====== Dataset excerpts

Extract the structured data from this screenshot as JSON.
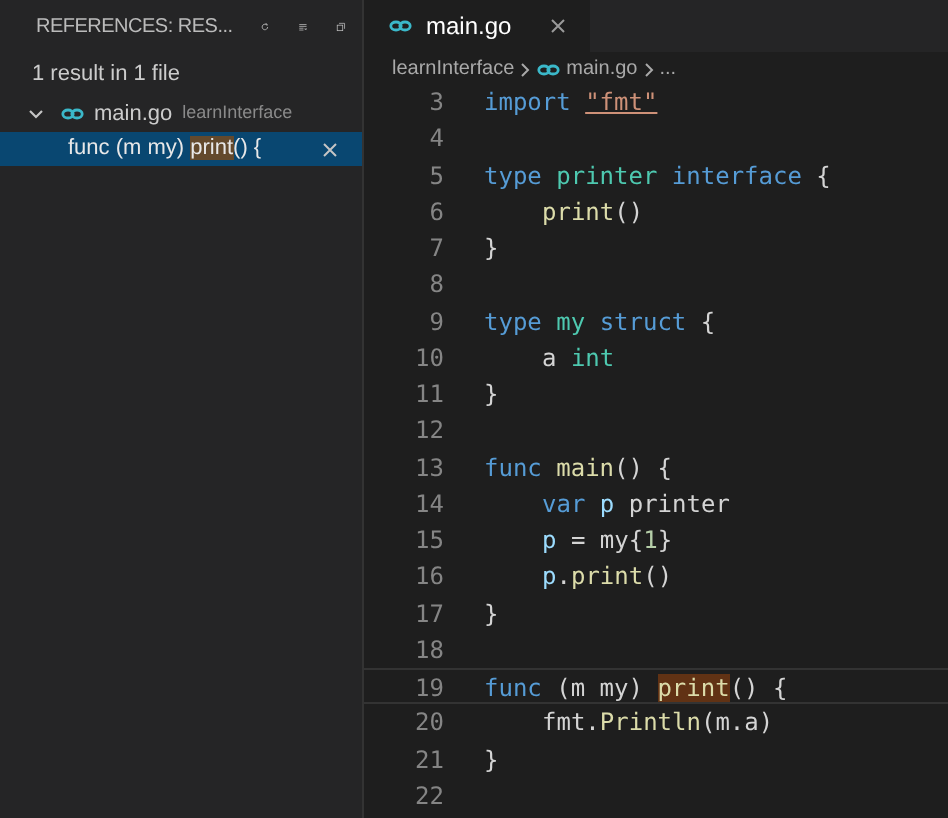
{
  "references_panel": {
    "title": "REFERENCES: RES...",
    "summary": "1 result in 1 file",
    "files": [
      {
        "name": "main.go",
        "folder": "learnInterface",
        "expanded": true,
        "results": [
          {
            "selected": true,
            "parts": [
              {
                "text": "func (m my) ",
                "highlighted": false
              },
              {
                "text": "print",
                "highlighted": true
              },
              {
                "text": "() {",
                "highlighted": false
              }
            ]
          }
        ]
      }
    ]
  },
  "editor": {
    "tabs": [
      {
        "label": "main.go",
        "selected": true
      }
    ],
    "breadcrumbs": [
      "learnInterface",
      "main.go",
      "..."
    ],
    "lines": [
      {
        "number": "3",
        "current": false,
        "indented": false,
        "tokens": [
          {
            "text": "import ",
            "kind": "keyword"
          },
          {
            "text": "\"fmt\"",
            "kind": "string"
          }
        ]
      },
      {
        "number": "4",
        "current": false,
        "indented": false
      },
      {
        "number": "5",
        "current": false,
        "indented": false,
        "tokens": [
          {
            "text": "type ",
            "kind": "keyword"
          },
          {
            "text": "printer ",
            "kind": "type"
          },
          {
            "text": "interface ",
            "kind": "keyword"
          },
          {
            "text": "{",
            "kind": "plain"
          }
        ]
      },
      {
        "number": "6",
        "current": false,
        "indented": true,
        "tokens": [
          {
            "text": "print",
            "kind": "function"
          },
          {
            "text": "()",
            "kind": "plain"
          }
        ]
      },
      {
        "number": "7",
        "current": false,
        "indented": false,
        "tokens": [
          {
            "text": "}",
            "kind": "plain"
          }
        ]
      },
      {
        "number": "8",
        "current": false,
        "indented": false
      },
      {
        "number": "9",
        "current": false,
        "indented": false,
        "tokens": [
          {
            "text": "type ",
            "kind": "keyword"
          },
          {
            "text": "my ",
            "kind": "type"
          },
          {
            "text": "struct ",
            "kind": "keyword"
          },
          {
            "text": "{",
            "kind": "plain"
          }
        ]
      },
      {
        "number": "10",
        "current": false,
        "indented": true,
        "tokens": [
          {
            "text": "a ",
            "kind": "plain"
          },
          {
            "text": "int",
            "kind": "type"
          }
        ]
      },
      {
        "number": "11",
        "current": false,
        "indented": false,
        "tokens": [
          {
            "text": "}",
            "kind": "plain"
          }
        ]
      },
      {
        "number": "12",
        "current": false,
        "indented": false
      },
      {
        "number": "13",
        "current": false,
        "indented": false,
        "tokens": [
          {
            "text": "func ",
            "kind": "keyword"
          },
          {
            "text": "main",
            "kind": "function"
          },
          {
            "text": "() {",
            "kind": "plain"
          }
        ]
      },
      {
        "number": "14",
        "current": false,
        "indented": true,
        "tokens": [
          {
            "text": "var ",
            "kind": "keyword"
          },
          {
            "text": "p ",
            "kind": "variable"
          },
          {
            "text": "printer",
            "kind": "plain"
          }
        ]
      },
      {
        "number": "15",
        "current": false,
        "indented": true,
        "tokens": [
          {
            "text": "p",
            "kind": "variable"
          },
          {
            "text": " = my{",
            "kind": "plain"
          },
          {
            "text": "1",
            "kind": "number"
          },
          {
            "text": "}",
            "kind": "plain"
          }
        ]
      },
      {
        "number": "16",
        "current": false,
        "indented": true,
        "tokens": [
          {
            "text": "p",
            "kind": "variable"
          },
          {
            "text": ".",
            "kind": "plain"
          },
          {
            "text": "print",
            "kind": "function"
          },
          {
            "text": "()",
            "kind": "plain"
          }
        ]
      },
      {
        "number": "17",
        "current": false,
        "indented": false,
        "tokens": [
          {
            "text": "}",
            "kind": "plain"
          }
        ]
      },
      {
        "number": "18",
        "current": false,
        "indented": false
      },
      {
        "number": "19",
        "current": true,
        "indented": false,
        "tokens": [
          {
            "text": "func ",
            "kind": "keyword"
          },
          {
            "text": "(m my) ",
            "kind": "plain"
          },
          {
            "text": "print",
            "kind": "match"
          },
          {
            "text": "() {",
            "kind": "plain"
          }
        ]
      },
      {
        "number": "20",
        "current": false,
        "indented": true,
        "tokens": [
          {
            "text": "fmt.",
            "kind": "plain"
          },
          {
            "text": "Println",
            "kind": "function"
          },
          {
            "text": "(m.a)",
            "kind": "plain"
          }
        ]
      },
      {
        "number": "21",
        "current": false,
        "indented": false,
        "tokens": [
          {
            "text": "}",
            "kind": "plain"
          }
        ]
      },
      {
        "number": "22",
        "current": false,
        "indented": false
      }
    ]
  }
}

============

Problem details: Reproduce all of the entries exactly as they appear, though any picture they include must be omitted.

Solution:
Extract the structured data from this screenshot as JSON.
{
  "references_panel": {
    "title": "REFERENCES: RES...",
    "summary": "1 result in 1 file",
    "files": [
      {
        "name": "main.go",
        "folder": "learnInterface",
        "expanded": true,
        "results": [
          {
            "selected": true,
            "parts": [
              {
                "text": "func (m my) ",
                "highlighted": false
              },
              {
                "text": "print",
                "highlighted": true
              },
              {
                "text": "() {",
                "highlighted": false
              }
            ]
          }
        ]
      }
    ]
  },
  "editor": {
    "tabs": [
      {
        "label": "main.go",
        "selected": true
      }
    ],
    "breadcrumbs": [
      "learnInterface",
      "main.go",
      "..."
    ],
    "lines": [
      {
        "number": "3",
        "current": false,
        "indented": false,
        "tokens": [
          {
            "text": "import ",
            "kind": "keyword"
          },
          {
            "text": "\"fmt\"",
            "kind": "string"
          }
        ]
      },
      {
        "number": "4",
        "current": false,
        "indented": false
      },
      {
        "number": "5",
        "current": false,
        "indented": false,
        "tokens": [
          {
            "text": "type ",
            "kind": "keyword"
          },
          {
            "text": "printer ",
            "kind": "type"
          },
          {
            "text": "interface ",
            "kind": "keyword"
          },
          {
            "text": "{",
            "kind": "plain"
          }
        ]
      },
      {
        "number": "6",
        "current": false,
        "indented": true,
        "tokens": [
          {
            "text": "print",
            "kind": "function"
          },
          {
            "text": "()",
            "kind": "plain"
          }
        ]
      },
      {
        "number": "7",
        "current": false,
        "indented": false,
        "tokens": [
          {
            "text": "}",
            "kind": "plain"
          }
        ]
      },
      {
        "number": "8",
        "current": false,
        "indented": false
      },
      {
        "number": "9",
        "current": false,
        "indented": false,
        "tokens": [
          {
            "text": "type ",
            "kind": "keyword"
          },
          {
            "text": "my ",
            "kind": "type"
          },
          {
            "text": "struct ",
            "kind": "keyword"
          },
          {
            "text": "{",
            "kind": "plain"
          }
        ]
      },
      {
        "number": "10",
        "current": false,
        "indented": true,
        "tokens": [
          {
            "text": "a ",
            "kind": "plain"
          },
          {
            "text": "int",
            "kind": "type"
          }
        ]
      },
      {
        "number": "11",
        "current": false,
        "indented": false,
        "tokens": [
          {
            "text": "}",
            "kind": "plain"
          }
        ]
      },
      {
        "number": "12",
        "current": false,
        "indented": false
      },
      {
        "number": "13",
        "current": false,
        "indented": false,
        "tokens": [
          {
            "text": "func ",
            "kind": "keyword"
          },
          {
            "text": "main",
            "kind": "function"
          },
          {
            "text": "() {",
            "kind": "plain"
          }
        ]
      },
      {
        "number": "14",
        "current": false,
        "indented": true,
        "tokens": [
          {
            "text": "var ",
            "kind": "keyword"
          },
          {
            "text": "p ",
            "kind": "variable"
          },
          {
            "text": "printer",
            "kind": "plain"
          }
        ]
      },
      {
        "number": "15",
        "current": false,
        "indented": true,
        "tokens": [
          {
            "text": "p",
            "kind": "variable"
          },
          {
            "text": " = my{",
            "kind": "plain"
          },
          {
            "text": "1",
            "kind": "number"
          },
          {
            "text": "}",
            "kind": "plain"
          }
        ]
      },
      {
        "number": "16",
        "current": false,
        "indented": true,
        "tokens": [
          {
            "text": "p",
            "kind": "variable"
          },
          {
            "text": ".",
            "kind": "plain"
          },
          {
            "text": "print",
            "kind": "function"
          },
          {
            "text": "()",
            "kind": "plain"
          }
        ]
      },
      {
        "number": "17",
        "current": false,
        "indented": false,
        "tokens": [
          {
            "text": "}",
            "kind": "plain"
          }
        ]
      },
      {
        "number": "18",
        "current": false,
        "indented": false
      },
      {
        "number": "19",
        "current": true,
        "indented": false,
        "tokens": [
          {
            "text": "func ",
            "kind": "keyword"
          },
          {
            "text": "(m my) ",
            "kind": "plain"
          },
          {
            "text": "print",
            "kind": "match"
          },
          {
            "text": "() {",
            "kind": "plain"
          }
        ]
      },
      {
        "number": "20",
        "current": false,
        "indented": true,
        "tokens": [
          {
            "text": "fmt.",
            "kind": "plain"
          },
          {
            "text": "Println",
            "kind": "function"
          },
          {
            "text": "(m.a)",
            "kind": "plain"
          }
        ]
      },
      {
        "number": "21",
        "current": false,
        "indented": false,
        "tokens": [
          {
            "text": "}",
            "kind": "plain"
          }
        ]
      },
      {
        "number": "22",
        "current": false,
        "indented": false
      }
    ]
  }
}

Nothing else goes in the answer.